Documented here:

Geoff said...

Hi Clifford,

You certainly wont get any arguments from me. I'm in the Peak Everything camp, and believe we are well and truly over our carrying capacity.

It's not the end of the world, as world does not equate to people.

It's not the end of humanity, though it will mean the end of much of humanity.

It certainly is the end of our current way of life.

You say media, governments et al should focus on the issue? I'm at the stage where I ask, "Why?"

If, as I suspect, there is absolutely nothing we can do to save a large proportion of society's teeming masses, what can really be gained from alerting them to a problem which cannot be solved?

It is a morally loaded issue.

Imagine you are on the only lifeboat attached to a sinking Titanic. Everyone else is oblivious, enjoying themselves. You know there is, at most, room for 10 people on that lifeboat.

How do you deal with that situation?

If you alert everyone to the impending crisis, what happens then? You've created mass panic where there is no hope of salvation for 95% or more of the passengers.

If you don't alert them, are they being cheated of a chance to make the best of it, perhaps improvising rafts before the ship goes down?

Would they even bother doing that, instead fighting to the bitter end over the few places available in the lifeboat? Are they better off enjoying the last few moments of their lives in oblivious happiness?

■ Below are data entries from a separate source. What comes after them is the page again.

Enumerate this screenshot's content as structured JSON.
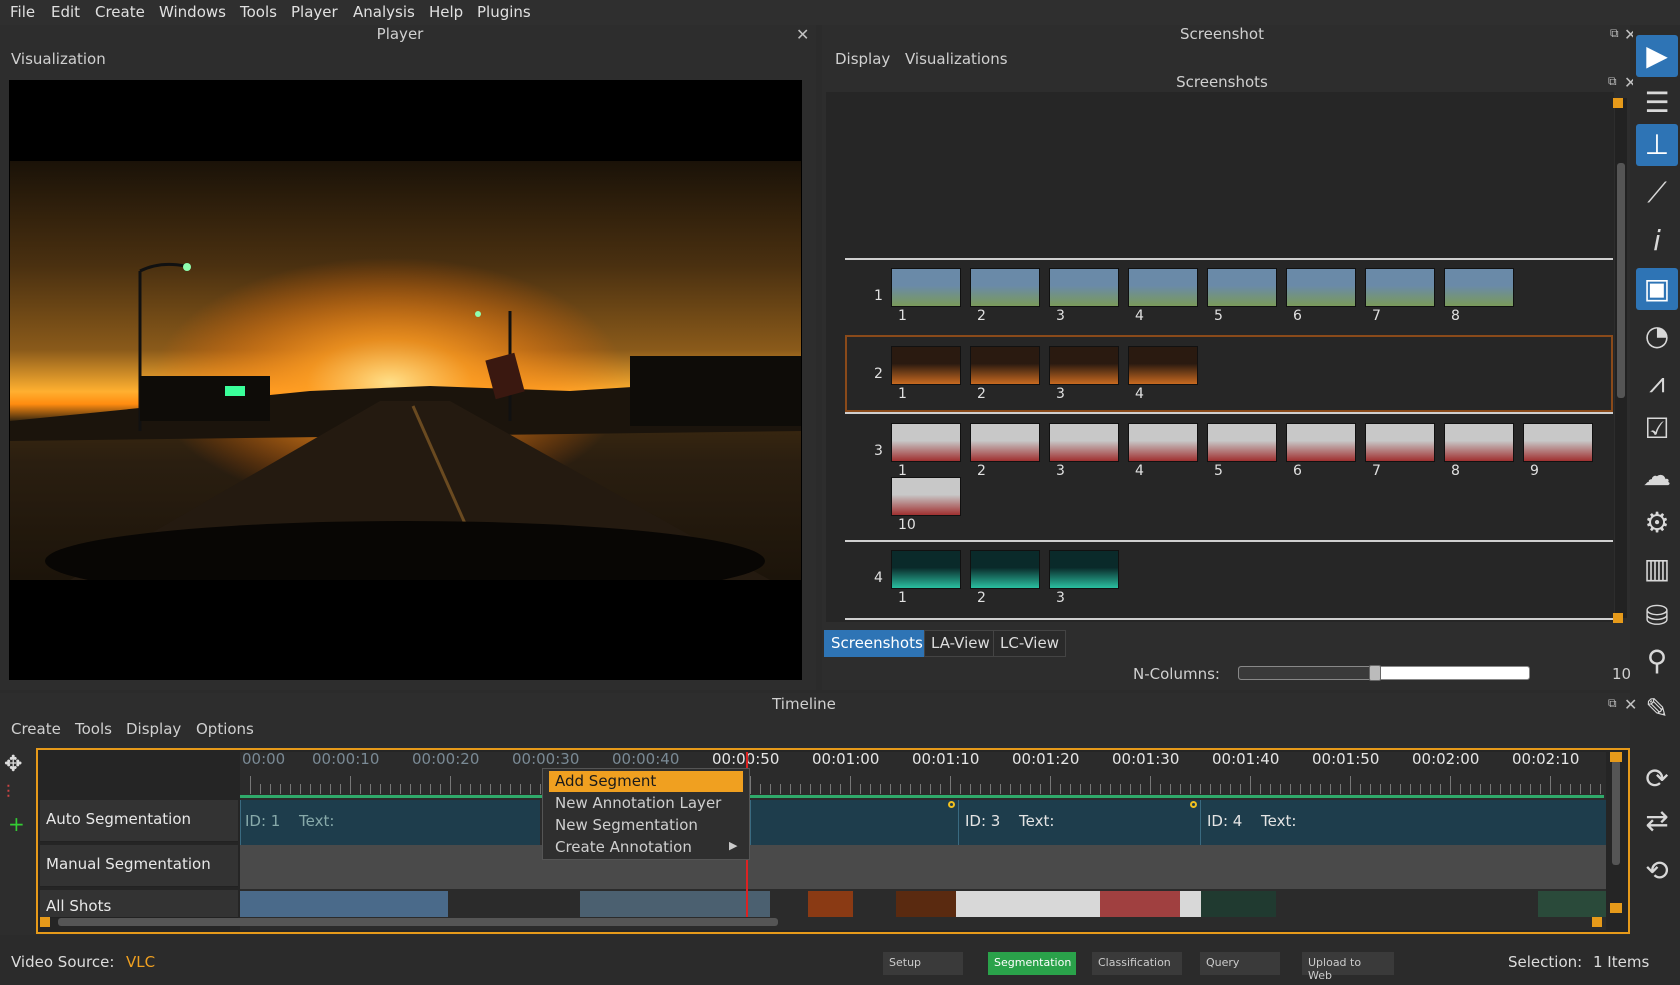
{
  "menubar": [
    "File",
    "Edit",
    "Create",
    "Windows",
    "Tools",
    "Player",
    "Analysis",
    "Help",
    "Plugins"
  ],
  "player": {
    "title": "Player",
    "sub": "Visualization"
  },
  "screenshot": {
    "title": "Screenshot",
    "sub_menu": [
      "Display",
      "Visualizations"
    ],
    "inner_title": "Screenshots",
    "rows": [
      {
        "id": "1",
        "thumbs": [
          "1",
          "2",
          "3",
          "4",
          "5",
          "6",
          "7",
          "8"
        ]
      },
      {
        "id": "2",
        "thumbs": [
          "1",
          "2",
          "3",
          "4"
        ]
      },
      {
        "id": "3",
        "thumbs": [
          "1",
          "2",
          "3",
          "4",
          "5",
          "6",
          "7",
          "8",
          "9",
          "10"
        ]
      },
      {
        "id": "4",
        "thumbs": [
          "1",
          "2",
          "3"
        ]
      }
    ],
    "tabs": [
      "Screenshots",
      "LA-View",
      "LC-View"
    ],
    "ncolumns_label": "N-Columns:",
    "ncolumns_value": "10",
    "slider_fraction": 0.47
  },
  "timeline": {
    "title": "Timeline",
    "menu": [
      "Create",
      "Tools",
      "Display",
      "Options"
    ],
    "ticks": [
      "00:00",
      "00:00:10",
      "00:00:20",
      "00:00:30",
      "00:00:40",
      "00:00:50",
      "00:01:00",
      "00:01:10",
      "00:01:20",
      "00:01:30",
      "00:01:40",
      "00:01:50",
      "00:02:00",
      "00:02:10"
    ],
    "layers": [
      "Auto Segmentation",
      "Manual Segmentation",
      "All Shots"
    ],
    "segments": [
      {
        "id": "ID: 1",
        "text": "Text:"
      },
      {
        "id": "ID: 3",
        "text": "Text:"
      },
      {
        "id": "ID: 4",
        "text": "Text:"
      }
    ],
    "context_menu": [
      "Add Segment",
      "New Annotation Layer",
      "New Segmentation",
      "Create Annotation"
    ]
  },
  "status": {
    "video_source_label": "Video Source:",
    "video_source_value": "VLC",
    "stages": [
      "Setup",
      "Segmentation",
      "Classification",
      "Query",
      "Upload to Web"
    ],
    "active_stage": "Segmentation",
    "selection_label": "Selection:",
    "selection_value": "1 Items"
  },
  "toolbar_icons": [
    "player-icon",
    "list-icon",
    "timeline-icon",
    "vocabulary-icon",
    "info-icon",
    "screenshot-icon",
    "chart-icon",
    "graph-icon",
    "checklist-icon",
    "upload-icon",
    "settings-icon",
    "library-icon",
    "database-icon",
    "search-icon",
    "edit-icon",
    "refresh-icon",
    "sync-icon",
    "pipeline-icon"
  ],
  "colors": {
    "accent": "#e69a1a",
    "selection_blue": "#2e74b5",
    "active_stage": "#2aa24a",
    "ruler": "#2faa6a"
  }
}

Clifford J. Wirth, Ph.D. said...

Hi geoff,

The vast majority of people will not listen, so I have no worry of too many people on the lifeboat. On the contrary, there is lots of room on this lifeboat where I live and few come to enjoy the good life here.

Geoff said...

Hi Clifford,

"On the contrary, there is lots of room on this lifeboat where I live and few come to enjoy the good life here."

It's the same over here. What seems to be the most logical solution, a migration back to agricultural regions, is being largely ignored.

Ideas such as transition towns and so on have become the focus of people's hope, and perhaps in some ways a method of hoping without risking too drastic a change.

The main problem I see there is that the active membership is usually well less than 10%, often even less than 1% of the local population, which aren't good odds given the future we're all facing.

Clifford J. Wirth, Ph.D. said...


I agree. Most of the transition and post carbon groups are not facing the collapse ahead, rather think we will go back slowly in time.

After the last power black out, the people living in rural areas will find that surviving will become increasing difficult without all of the goods from the “outside” (food, canning jars, fencing, roofing, hay, straw, seed, animal feed, plastic tarps, fertilizer, clothes, fabric, medicine, hardware, saws, wood stoves, etc.). The survivors will be the very few who live in areas with good rain and soil and who prepared intelligently for a life without oil.